→ **Exercise instructions**:
Print each record exactly as it appears, but drop the images.

START Data to examine

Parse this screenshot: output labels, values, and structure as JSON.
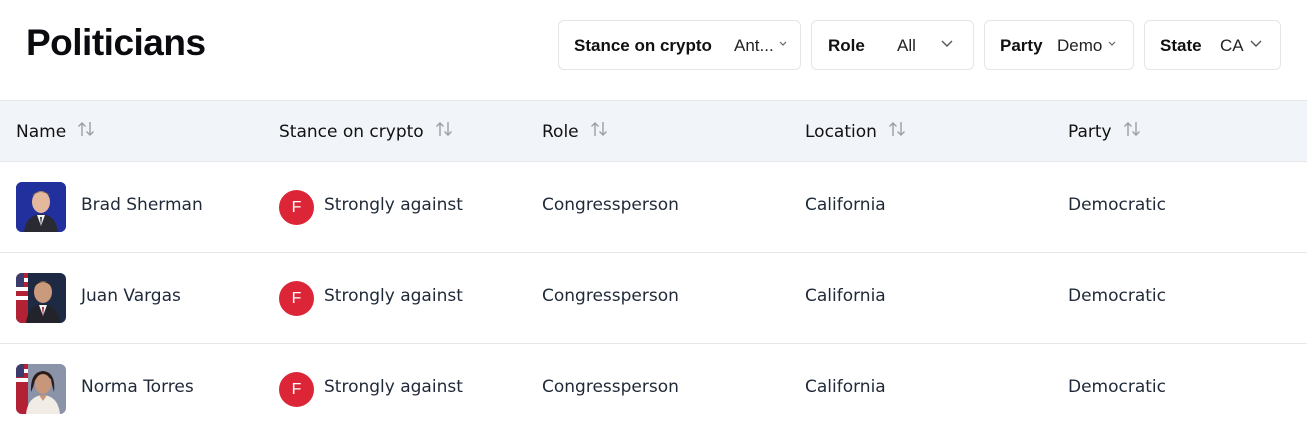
{
  "page": {
    "title": "Politicians"
  },
  "filters": [
    {
      "label": "Stance on crypto",
      "value": "Ant..."
    },
    {
      "label": "Role",
      "value": "All"
    },
    {
      "label": "Party",
      "value": "Demo"
    },
    {
      "label": "State",
      "value": "CA"
    }
  ],
  "table": {
    "columns": [
      "Name",
      "Stance on crypto",
      "Role",
      "Location",
      "Party"
    ],
    "rows": [
      {
        "name": "Brad Sherman",
        "grade": "F",
        "stance": "Strongly against",
        "role": "Congressperson",
        "location": "California",
        "party": "Democratic"
      },
      {
        "name": "Juan Vargas",
        "grade": "F",
        "stance": "Strongly against",
        "role": "Congressperson",
        "location": "California",
        "party": "Democratic"
      },
      {
        "name": "Norma Torres",
        "grade": "F",
        "stance": "Strongly against",
        "role": "Congressperson",
        "location": "California",
        "party": "Democratic"
      }
    ]
  },
  "colors": {
    "grade_f": "#dc2637",
    "header_bg": "#f1f4f8",
    "border": "#e5e7eb"
  },
  "icons": {
    "sort": "sort-arrows-icon",
    "chevron": "chevron-down-icon"
  }
}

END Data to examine

→ **The answer**:
Parse this screenshot: output labels, values, and structure as JSON.
{
  "page": {
    "title": "Politicians"
  },
  "filters": [
    {
      "label": "Stance on crypto",
      "value": "Ant..."
    },
    {
      "label": "Role",
      "value": "All"
    },
    {
      "label": "Party",
      "value": "Demo"
    },
    {
      "label": "State",
      "value": "CA"
    }
  ],
  "table": {
    "columns": [
      "Name",
      "Stance on crypto",
      "Role",
      "Location",
      "Party"
    ],
    "rows": [
      {
        "name": "Brad Sherman",
        "grade": "F",
        "stance": "Strongly against",
        "role": "Congressperson",
        "location": "California",
        "party": "Democratic"
      },
      {
        "name": "Juan Vargas",
        "grade": "F",
        "stance": "Strongly against",
        "role": "Congressperson",
        "location": "California",
        "party": "Democratic"
      },
      {
        "name": "Norma Torres",
        "grade": "F",
        "stance": "Strongly against",
        "role": "Congressperson",
        "location": "California",
        "party": "Democratic"
      }
    ]
  },
  "colors": {
    "grade_f": "#dc2637",
    "header_bg": "#f1f4f8",
    "border": "#e5e7eb"
  },
  "icons": {
    "sort": "sort-arrows-icon",
    "chevron": "chevron-down-icon"
  }
}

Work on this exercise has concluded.